FAQs

Below is a list of commonly asked questions:

How much does it cost to become a foster parent?
There is no charge.

How long does it take to become a foster parent?
The process to become a licensed foster parent takes a minimum of 2 – 3 months.

What is the process to become a licensed foster parent?

  • Foster Parent College Pre-Service Training
  • Home study which consists of at least two in-home visits
  • Background check
  • Home safety inspection

How long do foster children typically stay in a foster home?
The length of time a child stays in your home can range from hours to months.

How will I know the best age, gender, and number of children my family and I should serve?
During the licensing process, your licensing specialist will work with you to decide what age, gender, and number of children would be best served in your home, based on your family’s needs and strengths.

What compensation will I receive as a foster parent?
Once a child has been placed in your home, you will receive a monthly reimbursement. The daily rate will be based on the age of the child and the extent of the care that is required.

Are medical and dental expenses covered?
Yes. All foster children are covered by the State Medical Plan, which includes all medical, dental and prescription costs.

Can I adopt a foster child?
If a child cannot be returned to their birth parents, they may become legally free for adoption. Many foster parents have adopted children through foster care. Children currently available for adoption are listed on the Children’s Heart Gallery.

What are the requirements to become a foster parent?
Foster care providers must be licensed and certified. You can be married, single or divorced. Learn more on our Services page.

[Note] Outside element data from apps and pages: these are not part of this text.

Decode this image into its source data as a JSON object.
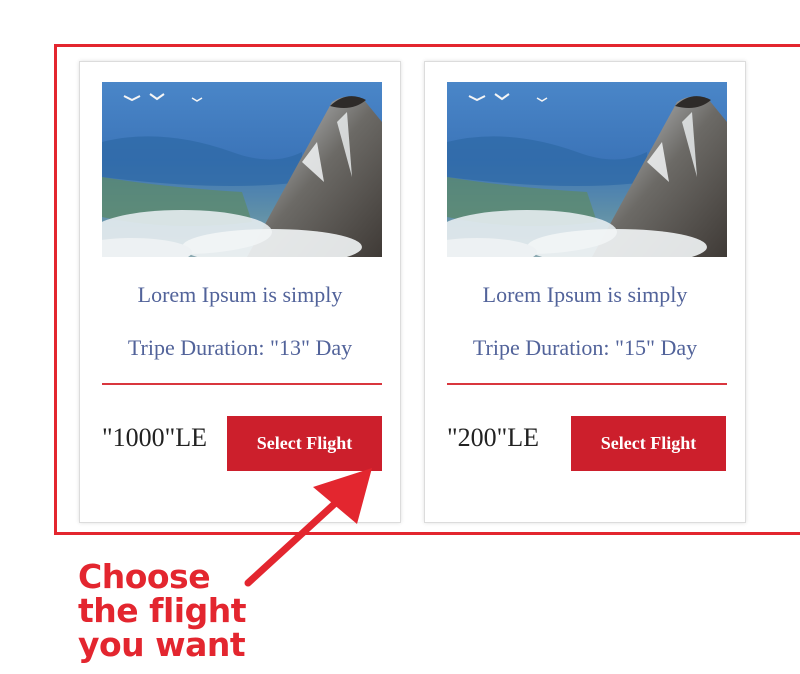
{
  "cards": [
    {
      "title": "Lorem Ipsum is simply",
      "duration": "Tripe Duration: \"13\" Day",
      "price": "\"1000\"LE",
      "button_label": "Select Flight"
    },
    {
      "title": "Lorem Ipsum is simply",
      "duration": "Tripe Duration: \"15\" Day",
      "price": "\"200\"LE",
      "button_label": "Select Flight"
    }
  ],
  "callout": {
    "lines": [
      "Choose",
      "the flight",
      "you want"
    ]
  },
  "colors": {
    "accent": "#e3262f",
    "button": "#cc1f2c",
    "text_muted": "#52639a"
  },
  "icons": {
    "card_image": "volcano-landscape-image",
    "annotation_arrow": "arrow-icon"
  }
}
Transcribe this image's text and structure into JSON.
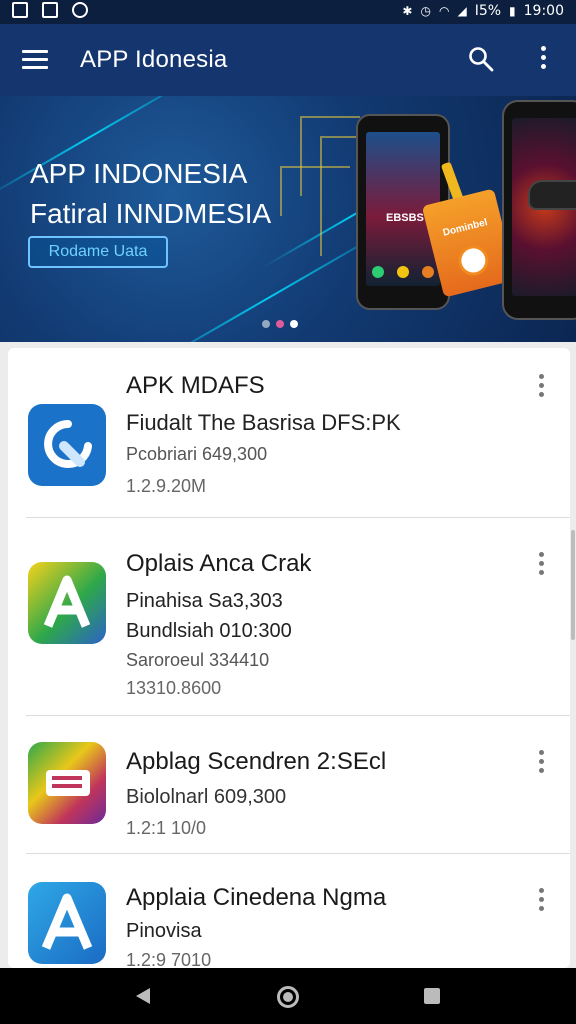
{
  "app": {
    "title": "APP Idonesia"
  },
  "status_bar": {
    "battery": "I5%",
    "time": "19:00"
  },
  "banner": {
    "heading": "APP INDONESIA",
    "subheading": "Fatiral INNDMESIA",
    "button_label": "Rodame Uata",
    "phone_screen_text": "EBSBS",
    "tag_text": "Dominbel",
    "page_count": 3,
    "active_page": 3
  },
  "apps": [
    {
      "title": "APK MDAFS",
      "lines": [
        "Fiudalt The Basrisa DFS:PK",
        "Pcobriari  649,300",
        "1.2.9.20M"
      ],
      "icon": "refresh-tool-icon"
    },
    {
      "title": "Oplais Anca Crak",
      "lines": [
        "Pinahisa Sa3,303",
        "Bundlsiah 010:300",
        "Saroroeul 334410",
        "13310.8600"
      ],
      "icon": "letter-a-icon"
    },
    {
      "title": "Apblag Scendren 2:SEcl",
      "lines": [
        "Biololnarl  609,300",
        "1.2:1  10/0"
      ],
      "icon": "screen-icon"
    },
    {
      "title": "Applaia Cinedena Ngma",
      "lines": [
        "Pinovisa",
        "1.2:9 7010"
      ],
      "icon": "letter-a-blue-icon"
    }
  ],
  "colors": {
    "appbar": "#15356e",
    "status_bar": "#0d1f3f",
    "banner_accent": "#6fd1ff"
  }
}
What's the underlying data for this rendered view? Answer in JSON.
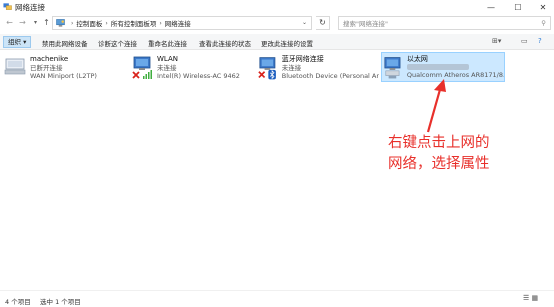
{
  "window": {
    "title": "网络连接"
  },
  "nav": {
    "breadcrumb": [
      "控制面板",
      "所有控制面板项",
      "网络连接"
    ],
    "search_placeholder": "搜索\"网络连接\""
  },
  "toolbar": {
    "organize": "组织 ▾",
    "commands": [
      "禁用此网络设备",
      "诊断这个连接",
      "重命名此连接",
      "查看此连接的状态",
      "更改此连接的设置"
    ]
  },
  "connections": [
    {
      "name": "machenike",
      "status": "已断开连接",
      "device": "WAN Miniport (L2TP)",
      "icon": "vpn-connection-icon",
      "state": "disconnected"
    },
    {
      "name": "WLAN",
      "status": "未连接",
      "device": "Intel(R) Wireless-AC 9462",
      "icon": "wireless-icon",
      "state": "disconnected"
    },
    {
      "name": "蓝牙网络连接",
      "status": "未连接",
      "device": "Bluetooth Device (Personal Ar...",
      "icon": "bluetooth-icon",
      "state": "disconnected"
    },
    {
      "name": "以太网",
      "status": "",
      "device": "Qualcomm Atheros AR8171/8...",
      "icon": "ethernet-icon",
      "state": "connected",
      "selected": true
    }
  ],
  "annotation": {
    "line1": "右键点击上网的",
    "line2": "网络，选择属性",
    "color": "#e8302b"
  },
  "statusbar": {
    "count": "4 个项目",
    "selected": "选中 1 个项目"
  }
}
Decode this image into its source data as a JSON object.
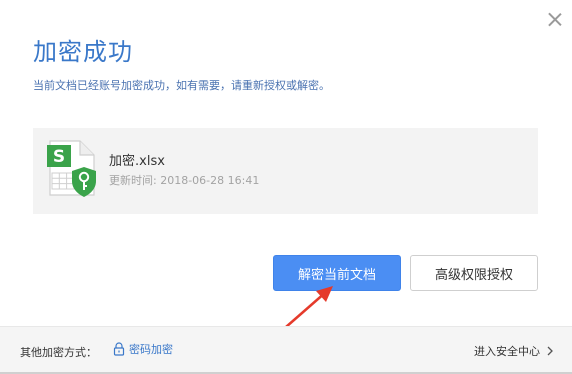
{
  "dialog": {
    "title": "加密成功",
    "subtitle": "当前文档已经账号加密成功，如有需要，请重新授权或解密。",
    "close_icon": "close-icon"
  },
  "file": {
    "name": "加密.xlsx",
    "time_label": "更新时间:",
    "time_value": "2018-06-28 16:41",
    "icon": "spreadsheet-lock-icon",
    "icon_badge_letter": "S"
  },
  "actions": {
    "decrypt_label": "解密当前文档",
    "advanced_label": "高级权限授权"
  },
  "footer": {
    "other_methods_label": "其他加密方式：",
    "password_encrypt_label": "密码加密",
    "security_center_label": "进入安全中心"
  },
  "colors": {
    "accent": "#3a78c9",
    "primary_button": "#4b8ef3",
    "file_icon_green": "#3aa34a",
    "arrow_red": "#e53a2b"
  }
}
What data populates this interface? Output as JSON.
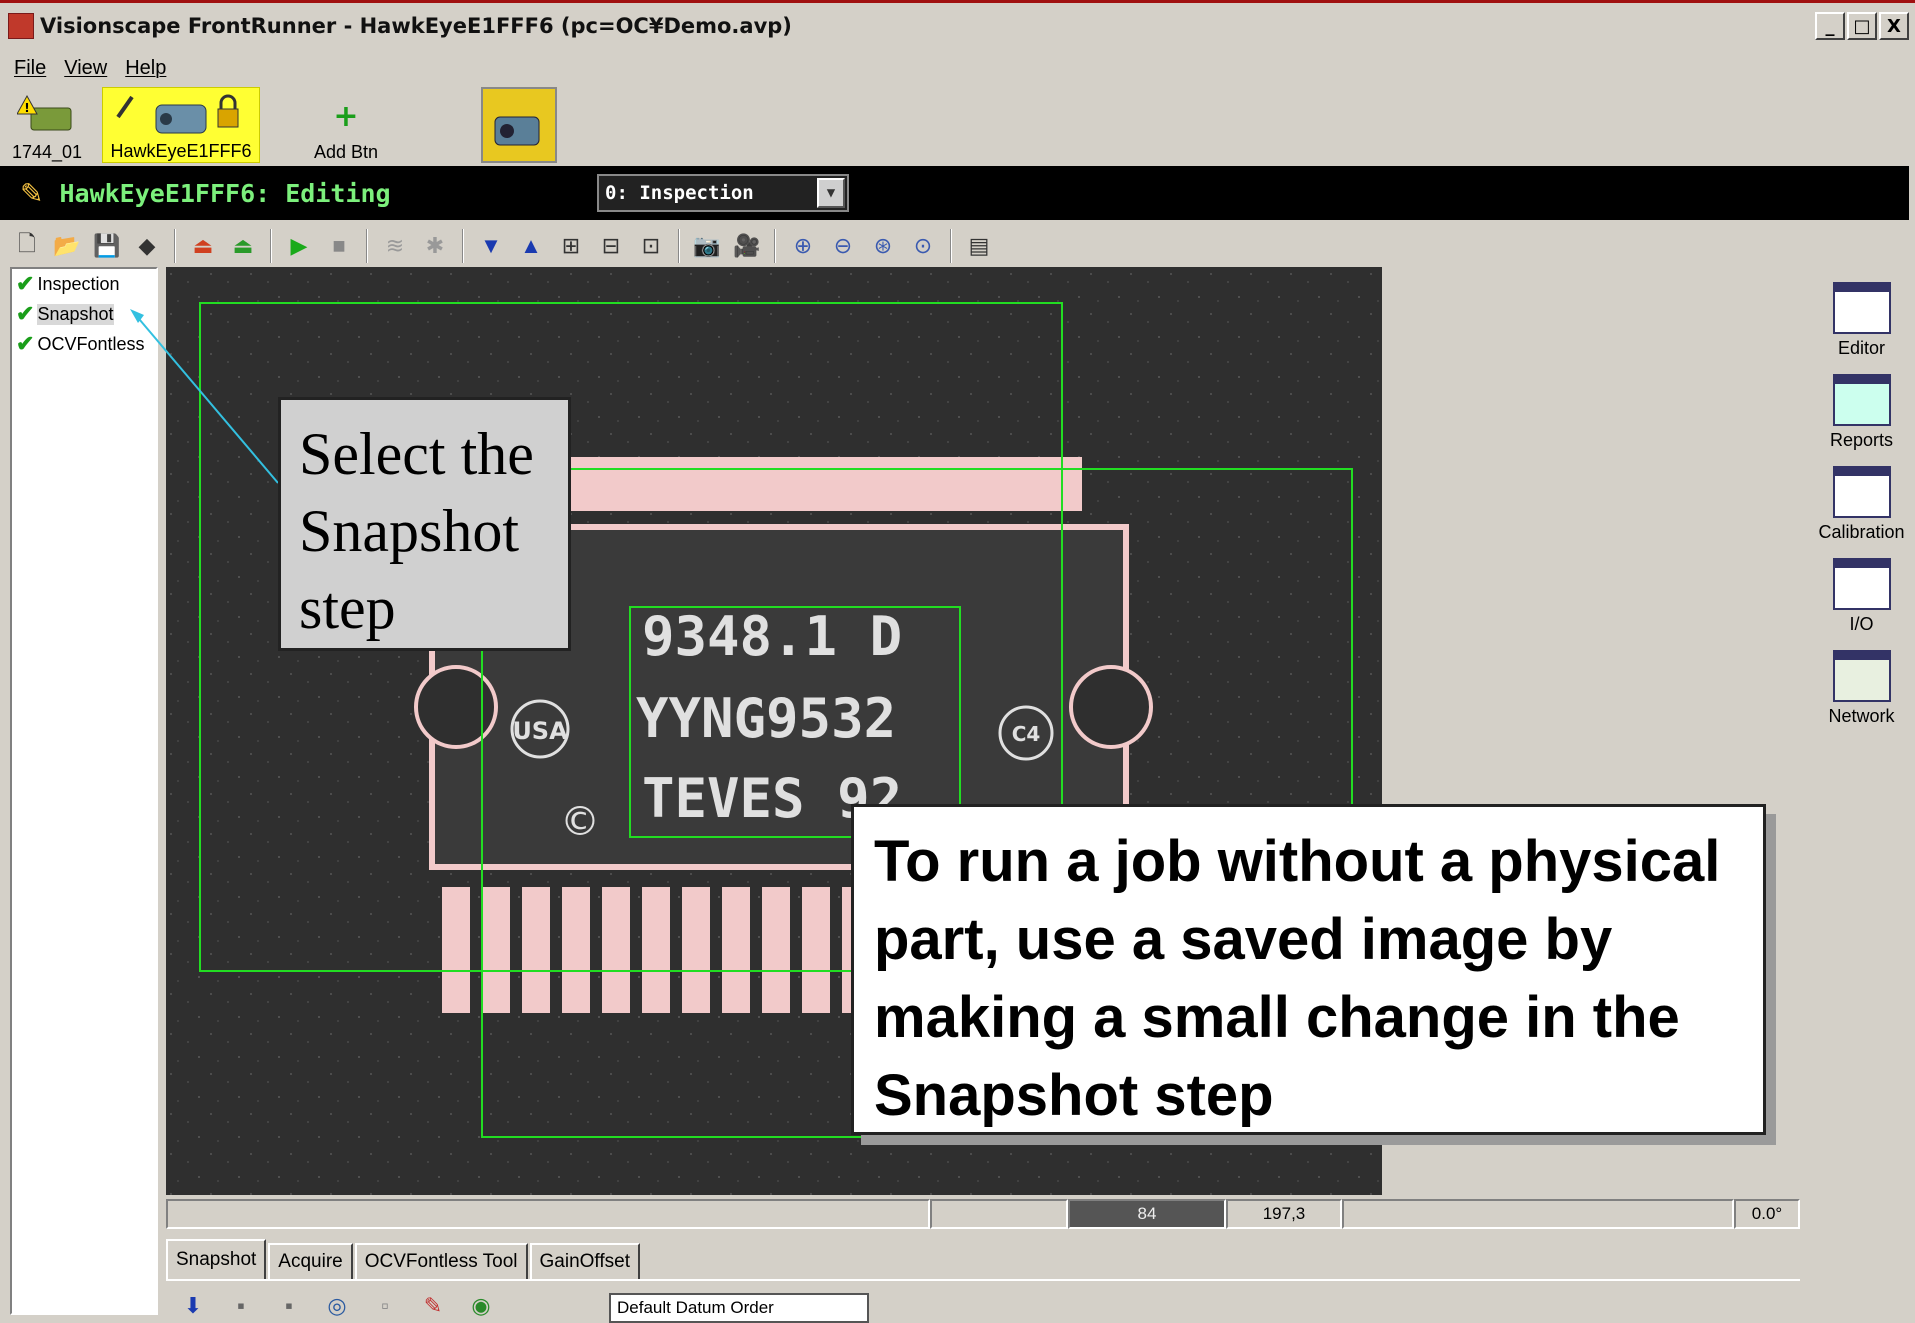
{
  "window": {
    "title": "Visionscape FrontRunner - HawkEyeE1FFF6 (pc=OC¥Demo.avp)",
    "controls": [
      "_",
      "□",
      "X"
    ]
  },
  "menu": [
    "File",
    "View",
    "Help"
  ],
  "devices": {
    "device1_label": "1744_01",
    "device2_label": "HawkEyeE1FFF6",
    "add_label": "Add Btn"
  },
  "editbar": {
    "title": "HawkEyeE1FFF6: Editing",
    "inspection_select": "0: Inspection"
  },
  "tree": [
    {
      "label": "Inspection"
    },
    {
      "label": "Snapshot"
    },
    {
      "label": "OCVFontless"
    }
  ],
  "status": {
    "value1": "84",
    "coords": "197,3",
    "angle": "0.0°"
  },
  "tabs": [
    "Snapshot",
    "Acquire",
    "OCVFontless Tool",
    "GainOffset"
  ],
  "datum_order": "Default Datum Order",
  "right_panel": [
    "Editor",
    "Reports",
    "Calibration",
    "I/O",
    "Network"
  ],
  "image_text": {
    "line1": "9348.1 D",
    "line2": "YYNG9532",
    "line3": "TEVES 92",
    "usa": "USA",
    "c4": "C4",
    "copyright": "©"
  },
  "callouts": {
    "select_step": "Select the Snapshot step",
    "instructions": "To run a job without a physical part, use a saved image by making a small change in the Snapshot step"
  },
  "colors": {
    "title_accent": "#a01010",
    "edit_text": "#7cf07c",
    "highlight_yellow": "#ffff33",
    "roi_green": "#22dd22"
  }
}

Foster Family Insights

Learn more about what foster care as a ministry looks like. Read these great insights from foster and adoptive parents.

Jessie & Stefanie Powell were featured in the May/June edition of Portraits magazine. Click here to read their story about fostering and what it means to do ministry as a family.

Damien and Hayden Nichols share about their journey as Arms of Love foster parents and reflect on their decision to foster and adopt, despite difficult circumstances. They also discuss their dependence on God and prayerful consideration of each step along the way. Says Damien, “God has restored everything he’s taken, so every loss he has restored and then some. It doesn’t take away the pain. It doesn’t minimize the suffering. But it was worth it.” Hayden adds, “God has so much more for you than what you can ask or imagine. He has been so faithful.

The Gagnon Family has gone through several international adoptions over the past few years. Stacey Gagnon, mother to 6 beautiful children, writes encouraging pieces on her blog, Ransom for Israel.  She shares about the good sides as well as the challenging sides of adoption– advocating for the orphans and the fatherless, while poignantly relaying the realities of adoption.

Jason Johnson is a speaker and writer who has dedicated the last several years to encouraging families and equipping churches to step into the journey of foster care and adoption. A foster and adoptive parent himself, Jason offers a powerful message of ministry, encouragement and God’s redemptive story through his blog.  jasonjohnsonblog.com/posts

Karen Purvis, a former developmental psychologist and foster parent along with several other foster and adoptive families started Empowered to Connect. Full of devotions, articles and videos, this website offers a wide variety of resources to help encourage and equip foster and adoptive families to help children from hard places. empoweredtoconnect.org/resources

Benjamin and Rebecca McLennan, a former foster and adoptive family with Arms of Love, share their story. Starting with the hard news that they would not be able to have their own children, Benjamin and Rebecca ended up on an amazing journey of God’s faithfulness that concluded with the adoption of three beautiful children out of the foster care system. Read more.

Rosalie Hemschmeyer, a current foster parent with Arms of Love, shares what God has taught her over the last three years about learning to love the families of their foster children. Click here to read her story.

The Ryberg Family, a current foster family with Arms of Love, have fostered and adopted many children with special needs throughout the years. They have been fostering for several years now, and are joyfully following the Lord’s call to them to care for the orphans. Read more on their story here.

The Zehring Family, another current foster family with Arms of Love, have a huge heart for shared parenting. To get a real glimpse of what foster care is like, you can read their blog here.